A complete answer includes every line below with the word "séminaires".
** DATA PROVIDED follows **
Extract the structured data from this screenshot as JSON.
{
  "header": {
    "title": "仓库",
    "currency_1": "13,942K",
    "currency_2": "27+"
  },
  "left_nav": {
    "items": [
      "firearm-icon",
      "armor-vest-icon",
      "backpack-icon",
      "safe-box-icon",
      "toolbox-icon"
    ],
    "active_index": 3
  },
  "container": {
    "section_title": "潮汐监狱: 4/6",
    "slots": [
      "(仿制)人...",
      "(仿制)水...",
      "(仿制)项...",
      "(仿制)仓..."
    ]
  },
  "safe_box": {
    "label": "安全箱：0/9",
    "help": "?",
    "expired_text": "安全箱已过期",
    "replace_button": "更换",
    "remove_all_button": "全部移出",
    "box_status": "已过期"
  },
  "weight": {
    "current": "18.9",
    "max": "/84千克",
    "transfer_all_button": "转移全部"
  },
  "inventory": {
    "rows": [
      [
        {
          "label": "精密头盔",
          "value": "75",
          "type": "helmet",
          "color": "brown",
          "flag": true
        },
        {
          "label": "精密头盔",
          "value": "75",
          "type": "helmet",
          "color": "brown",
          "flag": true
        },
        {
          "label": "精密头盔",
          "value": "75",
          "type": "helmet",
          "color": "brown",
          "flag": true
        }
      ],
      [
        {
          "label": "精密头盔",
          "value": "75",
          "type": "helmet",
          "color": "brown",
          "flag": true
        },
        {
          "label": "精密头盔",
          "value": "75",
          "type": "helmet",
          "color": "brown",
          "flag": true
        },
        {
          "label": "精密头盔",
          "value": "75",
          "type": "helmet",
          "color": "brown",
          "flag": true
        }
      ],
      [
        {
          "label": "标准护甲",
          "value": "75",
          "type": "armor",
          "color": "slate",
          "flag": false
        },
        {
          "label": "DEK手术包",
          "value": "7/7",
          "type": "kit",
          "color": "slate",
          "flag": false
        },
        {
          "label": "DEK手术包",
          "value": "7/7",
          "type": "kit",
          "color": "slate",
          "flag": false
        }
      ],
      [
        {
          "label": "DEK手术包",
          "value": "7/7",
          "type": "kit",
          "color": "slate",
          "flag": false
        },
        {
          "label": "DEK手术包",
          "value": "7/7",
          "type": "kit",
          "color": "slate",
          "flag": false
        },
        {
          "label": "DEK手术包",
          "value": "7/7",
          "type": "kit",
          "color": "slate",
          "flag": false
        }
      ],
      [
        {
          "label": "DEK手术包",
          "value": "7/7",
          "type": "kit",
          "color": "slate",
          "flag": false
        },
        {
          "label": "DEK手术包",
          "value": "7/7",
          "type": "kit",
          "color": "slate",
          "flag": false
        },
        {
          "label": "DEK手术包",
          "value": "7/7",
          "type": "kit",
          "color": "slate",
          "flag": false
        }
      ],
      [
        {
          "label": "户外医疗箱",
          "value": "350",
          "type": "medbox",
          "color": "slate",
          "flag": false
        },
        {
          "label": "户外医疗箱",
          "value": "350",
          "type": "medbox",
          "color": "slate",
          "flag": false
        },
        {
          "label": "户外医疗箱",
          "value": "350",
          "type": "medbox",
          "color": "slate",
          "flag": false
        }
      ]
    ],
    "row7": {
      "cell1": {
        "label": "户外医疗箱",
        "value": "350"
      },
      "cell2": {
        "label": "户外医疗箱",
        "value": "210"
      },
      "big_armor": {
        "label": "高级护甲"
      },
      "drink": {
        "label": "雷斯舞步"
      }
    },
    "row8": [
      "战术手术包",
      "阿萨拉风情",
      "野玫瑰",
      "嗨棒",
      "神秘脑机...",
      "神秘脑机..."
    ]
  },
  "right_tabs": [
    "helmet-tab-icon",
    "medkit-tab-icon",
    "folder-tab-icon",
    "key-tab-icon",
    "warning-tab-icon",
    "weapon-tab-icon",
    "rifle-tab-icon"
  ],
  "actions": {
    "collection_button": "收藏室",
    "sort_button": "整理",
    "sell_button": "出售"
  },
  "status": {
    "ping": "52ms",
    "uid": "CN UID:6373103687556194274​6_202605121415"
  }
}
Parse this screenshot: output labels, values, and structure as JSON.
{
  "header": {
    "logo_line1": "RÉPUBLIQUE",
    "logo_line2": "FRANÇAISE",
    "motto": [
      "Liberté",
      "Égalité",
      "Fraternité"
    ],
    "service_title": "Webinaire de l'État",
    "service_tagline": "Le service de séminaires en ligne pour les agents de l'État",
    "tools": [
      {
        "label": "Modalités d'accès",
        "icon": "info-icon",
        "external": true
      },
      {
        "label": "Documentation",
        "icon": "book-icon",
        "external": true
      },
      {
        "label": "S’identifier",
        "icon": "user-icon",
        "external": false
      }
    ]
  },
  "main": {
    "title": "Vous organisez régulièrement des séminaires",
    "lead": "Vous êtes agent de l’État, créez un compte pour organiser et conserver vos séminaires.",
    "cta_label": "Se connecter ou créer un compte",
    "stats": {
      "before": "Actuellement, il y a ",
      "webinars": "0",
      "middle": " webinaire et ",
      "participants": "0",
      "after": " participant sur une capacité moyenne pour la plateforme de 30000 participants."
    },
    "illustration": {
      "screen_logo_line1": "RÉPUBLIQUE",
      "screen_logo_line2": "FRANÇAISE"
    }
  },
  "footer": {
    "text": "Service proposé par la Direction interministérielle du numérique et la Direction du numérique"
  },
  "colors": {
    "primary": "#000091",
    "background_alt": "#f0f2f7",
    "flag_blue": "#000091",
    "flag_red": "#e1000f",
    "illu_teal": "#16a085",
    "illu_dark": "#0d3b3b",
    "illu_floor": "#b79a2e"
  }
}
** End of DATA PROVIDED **
**SOLVED EXERCISE:**
    "service_tagline": "Le service de séminaires en ligne pour les agents de l'État",
    "title": "Vous organisez régulièrement des séminaires",
    "lead": "Vous êtes agent de l’État, créez un compte pour organiser et conserver vos séminaires.",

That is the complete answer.